For every line in the records below that contains the word "Harga", add one to a count, and report only that count.

----

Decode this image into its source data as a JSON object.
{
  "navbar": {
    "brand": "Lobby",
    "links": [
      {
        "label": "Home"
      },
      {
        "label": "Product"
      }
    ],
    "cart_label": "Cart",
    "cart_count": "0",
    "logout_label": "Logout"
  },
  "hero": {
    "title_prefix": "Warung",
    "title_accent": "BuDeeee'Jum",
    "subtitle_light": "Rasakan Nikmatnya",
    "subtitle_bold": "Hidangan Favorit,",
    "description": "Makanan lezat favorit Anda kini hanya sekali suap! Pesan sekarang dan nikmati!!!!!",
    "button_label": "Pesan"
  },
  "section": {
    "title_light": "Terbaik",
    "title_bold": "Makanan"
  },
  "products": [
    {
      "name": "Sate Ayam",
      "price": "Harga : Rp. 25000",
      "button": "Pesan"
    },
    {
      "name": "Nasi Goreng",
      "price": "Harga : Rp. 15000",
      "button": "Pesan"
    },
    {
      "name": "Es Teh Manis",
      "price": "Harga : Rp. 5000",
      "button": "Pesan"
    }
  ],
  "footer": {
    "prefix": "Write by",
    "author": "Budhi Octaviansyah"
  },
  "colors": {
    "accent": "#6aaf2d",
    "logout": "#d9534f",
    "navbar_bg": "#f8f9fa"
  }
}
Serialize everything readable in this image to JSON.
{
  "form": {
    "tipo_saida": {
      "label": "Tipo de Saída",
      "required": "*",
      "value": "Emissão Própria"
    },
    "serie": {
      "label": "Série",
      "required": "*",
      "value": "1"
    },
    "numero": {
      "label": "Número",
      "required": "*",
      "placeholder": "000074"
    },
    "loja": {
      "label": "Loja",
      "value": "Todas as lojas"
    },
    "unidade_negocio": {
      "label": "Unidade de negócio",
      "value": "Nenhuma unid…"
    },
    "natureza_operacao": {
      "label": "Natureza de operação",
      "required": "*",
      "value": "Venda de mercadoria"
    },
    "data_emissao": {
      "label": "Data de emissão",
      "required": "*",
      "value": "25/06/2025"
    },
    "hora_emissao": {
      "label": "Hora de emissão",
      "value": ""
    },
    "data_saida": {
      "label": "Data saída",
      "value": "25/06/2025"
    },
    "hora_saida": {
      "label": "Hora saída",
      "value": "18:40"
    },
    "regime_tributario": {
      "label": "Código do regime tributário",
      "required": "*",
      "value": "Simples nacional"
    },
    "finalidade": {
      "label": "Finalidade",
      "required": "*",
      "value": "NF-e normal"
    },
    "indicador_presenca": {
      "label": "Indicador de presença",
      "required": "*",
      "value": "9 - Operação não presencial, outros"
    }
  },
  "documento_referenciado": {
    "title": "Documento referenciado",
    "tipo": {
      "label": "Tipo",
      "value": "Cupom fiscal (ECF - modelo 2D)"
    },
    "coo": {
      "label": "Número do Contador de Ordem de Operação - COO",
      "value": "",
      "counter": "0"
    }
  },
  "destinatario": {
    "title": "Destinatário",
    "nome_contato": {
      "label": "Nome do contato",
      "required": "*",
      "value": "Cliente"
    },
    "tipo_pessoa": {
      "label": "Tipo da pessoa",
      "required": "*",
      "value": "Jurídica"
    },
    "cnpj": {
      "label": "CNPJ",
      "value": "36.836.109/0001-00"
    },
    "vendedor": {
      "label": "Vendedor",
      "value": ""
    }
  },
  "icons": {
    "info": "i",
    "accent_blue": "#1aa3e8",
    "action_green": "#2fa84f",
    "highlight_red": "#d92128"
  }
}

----

SOLUTION FOR THIS TASK: 3